We hope to find out the results from their trip to Tuxtla soon. Until then, we continue to pray for beautiful Marbella and her family.



Dirt Poor and Happiness

I followed Clay and our four kids down the narrow, muddy trail, noting the old mattress springs that were used for fencing. Many “homes” were located down this trail, but I had no idea the conditions.

We crossed under someone’s roof…they had no floor poured or walls built yet. Just a roof. The man was there, chopping firewood, but obviously he lived elsewhere for the time being.

 We snaked our way down another trail, behind a simple house. And then we entered into Victor and Felicity’s home. If only I could have taken a picture with my mind’s eye to share so that you could truly understand the meaning of poverty! The tin roof was supported by tree posts.  On one post, they drove in nails to hang their coffee mugs. The walls were red and blue tarps. They had hung wooden crates against the “wall” from the top support beam, forming kitchen cabinets. Their hanging “pantry” contained their few dishes and three boxes of milk. Their floor was uneven dirt.

 They offered us a couple of stumps, a hammock and a kid-sized chair to sit on. As we visited, Victor and Felicity (her name means “happiness”) shared so much with us about their lives, their families, and their home. I’ve lived in this village for a year, and yet had never been invited into a home quite like this one.

Victor and Felicity have three sons and are expecting child #4 any day. They raise rabbits, but mostly because one of many organizations came in and gave away rabbits and all the materials that they would need—a rabbit hutch with watering system, bags of food, etc. The idea being that the people can eat or sell the meat. The problem…meat isn’t a common element in the diet.

In spite of all of their hardships, Victor and Felicity are happy, a smile ever present on their faces. Victor told us that they were offered “piso firme,” one of many government programs to pour concrete floors in the homes. But they refused because they say life is easier with a dirt floor. When it rains, as it often does, water runs across their floor. Victor simply grabs a shovel and digs a channel for the water to run out the other side of their home. He says that if they had a concrete floor, they would have to mop the water up and it wouldn’t dry. A dirt floor soaks up water…or anything the kids spill. And when the kids come in with dirty shoes, you don’t have to worry about cleaning up behind them.

Can you imagine? They prefer to “live simply.”

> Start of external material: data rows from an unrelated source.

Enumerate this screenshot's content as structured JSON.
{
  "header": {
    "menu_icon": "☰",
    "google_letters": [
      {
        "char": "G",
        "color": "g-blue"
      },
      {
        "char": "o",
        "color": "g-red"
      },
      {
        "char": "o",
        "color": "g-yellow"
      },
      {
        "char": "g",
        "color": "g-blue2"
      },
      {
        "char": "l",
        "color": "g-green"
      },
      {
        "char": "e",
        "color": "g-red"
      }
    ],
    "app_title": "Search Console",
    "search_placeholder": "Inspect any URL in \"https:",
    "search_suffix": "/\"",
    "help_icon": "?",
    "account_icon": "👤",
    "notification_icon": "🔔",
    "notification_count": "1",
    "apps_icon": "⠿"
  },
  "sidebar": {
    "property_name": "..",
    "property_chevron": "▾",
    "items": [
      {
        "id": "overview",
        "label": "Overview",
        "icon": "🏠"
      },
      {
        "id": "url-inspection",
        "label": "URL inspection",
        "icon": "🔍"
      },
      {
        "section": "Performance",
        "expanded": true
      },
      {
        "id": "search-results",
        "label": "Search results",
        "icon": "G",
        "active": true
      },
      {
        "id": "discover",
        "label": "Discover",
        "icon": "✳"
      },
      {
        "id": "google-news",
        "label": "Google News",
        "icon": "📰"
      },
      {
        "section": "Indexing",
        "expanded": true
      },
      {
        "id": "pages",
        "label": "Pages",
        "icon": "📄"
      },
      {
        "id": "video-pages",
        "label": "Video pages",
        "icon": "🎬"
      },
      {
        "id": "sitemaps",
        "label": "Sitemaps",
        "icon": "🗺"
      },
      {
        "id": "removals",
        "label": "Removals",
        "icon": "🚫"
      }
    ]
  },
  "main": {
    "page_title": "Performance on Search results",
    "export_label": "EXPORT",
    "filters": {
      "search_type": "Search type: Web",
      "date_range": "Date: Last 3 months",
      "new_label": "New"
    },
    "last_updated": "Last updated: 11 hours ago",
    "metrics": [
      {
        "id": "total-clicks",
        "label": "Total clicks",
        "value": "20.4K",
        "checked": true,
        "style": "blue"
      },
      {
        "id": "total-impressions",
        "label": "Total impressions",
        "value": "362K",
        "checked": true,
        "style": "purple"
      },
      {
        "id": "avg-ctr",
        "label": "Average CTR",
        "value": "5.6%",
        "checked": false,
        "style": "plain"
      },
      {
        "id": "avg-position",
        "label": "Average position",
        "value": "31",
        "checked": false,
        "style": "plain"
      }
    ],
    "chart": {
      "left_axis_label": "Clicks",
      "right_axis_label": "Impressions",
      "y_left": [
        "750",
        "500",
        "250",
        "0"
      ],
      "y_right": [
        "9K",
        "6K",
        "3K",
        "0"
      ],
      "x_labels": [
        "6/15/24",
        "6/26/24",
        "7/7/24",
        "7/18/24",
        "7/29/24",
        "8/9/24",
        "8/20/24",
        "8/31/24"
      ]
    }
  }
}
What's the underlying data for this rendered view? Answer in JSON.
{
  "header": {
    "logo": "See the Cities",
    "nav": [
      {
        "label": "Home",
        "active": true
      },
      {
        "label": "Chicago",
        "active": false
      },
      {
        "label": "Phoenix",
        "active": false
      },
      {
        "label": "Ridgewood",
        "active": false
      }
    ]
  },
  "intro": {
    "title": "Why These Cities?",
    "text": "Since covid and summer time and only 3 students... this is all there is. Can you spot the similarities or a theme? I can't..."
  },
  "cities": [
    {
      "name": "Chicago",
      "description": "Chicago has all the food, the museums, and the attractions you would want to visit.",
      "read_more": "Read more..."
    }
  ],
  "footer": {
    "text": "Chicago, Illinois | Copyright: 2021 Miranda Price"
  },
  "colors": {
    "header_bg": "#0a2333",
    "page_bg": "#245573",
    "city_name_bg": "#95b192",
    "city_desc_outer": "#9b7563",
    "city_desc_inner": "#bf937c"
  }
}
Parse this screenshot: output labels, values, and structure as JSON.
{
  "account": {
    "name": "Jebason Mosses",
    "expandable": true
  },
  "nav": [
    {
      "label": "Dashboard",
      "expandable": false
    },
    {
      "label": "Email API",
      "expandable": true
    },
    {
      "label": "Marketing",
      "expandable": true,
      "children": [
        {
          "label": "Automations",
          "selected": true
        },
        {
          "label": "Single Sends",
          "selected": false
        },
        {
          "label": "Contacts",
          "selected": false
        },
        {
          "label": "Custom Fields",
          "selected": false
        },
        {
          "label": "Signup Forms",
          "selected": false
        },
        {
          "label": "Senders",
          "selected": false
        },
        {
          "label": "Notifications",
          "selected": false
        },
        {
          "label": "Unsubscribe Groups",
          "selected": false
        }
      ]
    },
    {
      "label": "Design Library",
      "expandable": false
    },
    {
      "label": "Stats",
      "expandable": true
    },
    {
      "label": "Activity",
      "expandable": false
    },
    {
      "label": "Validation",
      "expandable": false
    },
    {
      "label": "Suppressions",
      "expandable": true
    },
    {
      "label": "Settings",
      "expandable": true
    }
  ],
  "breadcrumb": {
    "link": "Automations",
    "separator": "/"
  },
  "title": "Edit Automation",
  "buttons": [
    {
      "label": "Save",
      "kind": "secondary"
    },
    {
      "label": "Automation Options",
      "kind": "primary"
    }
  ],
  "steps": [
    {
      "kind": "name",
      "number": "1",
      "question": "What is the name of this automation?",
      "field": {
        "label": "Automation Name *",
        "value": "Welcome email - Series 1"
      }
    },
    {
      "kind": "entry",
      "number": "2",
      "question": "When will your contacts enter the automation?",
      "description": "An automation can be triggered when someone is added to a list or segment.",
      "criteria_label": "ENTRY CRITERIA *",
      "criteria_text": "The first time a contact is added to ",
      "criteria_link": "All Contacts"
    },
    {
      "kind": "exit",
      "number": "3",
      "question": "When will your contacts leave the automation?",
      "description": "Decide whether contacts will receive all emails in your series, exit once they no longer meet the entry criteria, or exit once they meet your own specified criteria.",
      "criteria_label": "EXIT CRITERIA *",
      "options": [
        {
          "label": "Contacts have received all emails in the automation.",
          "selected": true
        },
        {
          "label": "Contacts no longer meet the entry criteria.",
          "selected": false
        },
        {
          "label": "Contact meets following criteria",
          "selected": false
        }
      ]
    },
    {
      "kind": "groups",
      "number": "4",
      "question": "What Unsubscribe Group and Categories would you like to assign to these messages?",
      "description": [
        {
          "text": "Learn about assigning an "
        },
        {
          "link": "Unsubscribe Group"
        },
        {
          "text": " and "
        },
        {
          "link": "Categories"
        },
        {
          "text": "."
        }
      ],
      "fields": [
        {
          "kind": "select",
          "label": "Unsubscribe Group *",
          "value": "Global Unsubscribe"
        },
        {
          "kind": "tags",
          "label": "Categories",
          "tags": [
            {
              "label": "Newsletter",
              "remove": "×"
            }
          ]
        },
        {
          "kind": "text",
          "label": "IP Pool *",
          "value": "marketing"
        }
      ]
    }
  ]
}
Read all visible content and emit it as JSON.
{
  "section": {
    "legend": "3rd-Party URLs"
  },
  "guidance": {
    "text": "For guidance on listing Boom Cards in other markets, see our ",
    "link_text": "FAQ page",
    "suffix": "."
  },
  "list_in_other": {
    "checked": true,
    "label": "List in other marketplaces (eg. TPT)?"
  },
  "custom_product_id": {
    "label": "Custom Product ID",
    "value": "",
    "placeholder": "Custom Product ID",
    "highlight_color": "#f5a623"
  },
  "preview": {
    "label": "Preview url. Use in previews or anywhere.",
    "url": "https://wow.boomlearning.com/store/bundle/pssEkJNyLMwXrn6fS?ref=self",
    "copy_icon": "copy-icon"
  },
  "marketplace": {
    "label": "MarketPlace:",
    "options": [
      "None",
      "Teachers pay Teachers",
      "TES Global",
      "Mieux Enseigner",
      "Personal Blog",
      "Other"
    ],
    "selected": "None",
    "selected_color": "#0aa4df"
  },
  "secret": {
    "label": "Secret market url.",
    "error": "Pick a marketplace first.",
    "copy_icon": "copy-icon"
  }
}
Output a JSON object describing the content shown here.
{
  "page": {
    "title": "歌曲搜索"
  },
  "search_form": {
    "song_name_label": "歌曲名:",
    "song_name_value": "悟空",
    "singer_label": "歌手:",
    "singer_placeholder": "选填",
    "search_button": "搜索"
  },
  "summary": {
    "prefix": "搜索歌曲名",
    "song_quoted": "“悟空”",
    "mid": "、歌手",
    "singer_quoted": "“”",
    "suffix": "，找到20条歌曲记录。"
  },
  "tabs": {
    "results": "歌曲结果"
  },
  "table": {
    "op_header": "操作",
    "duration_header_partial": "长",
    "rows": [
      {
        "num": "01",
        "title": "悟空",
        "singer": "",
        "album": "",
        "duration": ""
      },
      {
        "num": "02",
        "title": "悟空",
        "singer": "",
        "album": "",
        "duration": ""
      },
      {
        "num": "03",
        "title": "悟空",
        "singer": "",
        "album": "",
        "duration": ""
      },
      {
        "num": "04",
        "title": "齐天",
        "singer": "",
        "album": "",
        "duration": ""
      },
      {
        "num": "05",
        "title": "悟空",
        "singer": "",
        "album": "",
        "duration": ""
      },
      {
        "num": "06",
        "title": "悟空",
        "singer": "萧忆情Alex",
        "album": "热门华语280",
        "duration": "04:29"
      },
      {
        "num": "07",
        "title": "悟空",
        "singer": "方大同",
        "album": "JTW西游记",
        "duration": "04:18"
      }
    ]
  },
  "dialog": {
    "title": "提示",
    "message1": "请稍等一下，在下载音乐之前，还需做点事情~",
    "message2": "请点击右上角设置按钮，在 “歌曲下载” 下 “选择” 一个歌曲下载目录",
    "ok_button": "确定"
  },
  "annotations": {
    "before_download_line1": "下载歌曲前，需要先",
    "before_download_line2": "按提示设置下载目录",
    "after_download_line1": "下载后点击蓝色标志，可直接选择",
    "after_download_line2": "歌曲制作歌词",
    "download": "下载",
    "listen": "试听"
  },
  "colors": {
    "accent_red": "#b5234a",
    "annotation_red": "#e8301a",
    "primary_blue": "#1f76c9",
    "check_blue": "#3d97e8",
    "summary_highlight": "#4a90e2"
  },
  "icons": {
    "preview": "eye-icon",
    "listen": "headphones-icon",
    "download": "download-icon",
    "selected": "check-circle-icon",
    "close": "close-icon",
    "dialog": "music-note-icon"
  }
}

From my American way of thinking, I was greatly saddened at first. Just look around you as you read this…what do you see? A computer?  TV? Carpeted floors? A comfy couch and a matching arm chair? A book shelf or two, full of books or knick-knacks? Well, that’s what I see in my house in the village.

So often I find myself distracted by the stuff in my life. It’s good stuff. And sometimes necessary stuff. But it has a tendency to interfere with the time I spend with my Lord.

Please pray for Victor and Felicity. Pray that we can minister to them where they are, without expecting any changes in them except their hearts. Pray for Victor as he considers going to another city to work for a time. And pray for Felicity as she raises three boys, plus her baby.


Anayeli and the Smile Train

      A few months back we were travelling through a village, on our way to visit some friends. Just before we arrived, we saw a little girl, running and smiling. Her smile was different than most, but it still lit up her whole face.
     A few days later, we were chatting with a fellow M who mentioned that
 he had been in contact with Smile Train…do we know anyone who might need reconstructive surgery? They’re working in Tuxtla. All expenses are covered.
     The next week we were travelling back to the village and on our to-do list was to find this little girl. Clay found her easily and her parents were very willing to answer his questions. The girl’s name is Anayeli. And yes, they would be interested in learning more about Smile Train.
     Pray for Anayeli and her family. We are doing all that we can to connect her family with the doctors. Pray that her beautiful smile can be repaired. And pray that she and her family will see the love of Jesus shining through everyone involved in this process. (At this point, we’re hoping to set up the initial appointment in September.)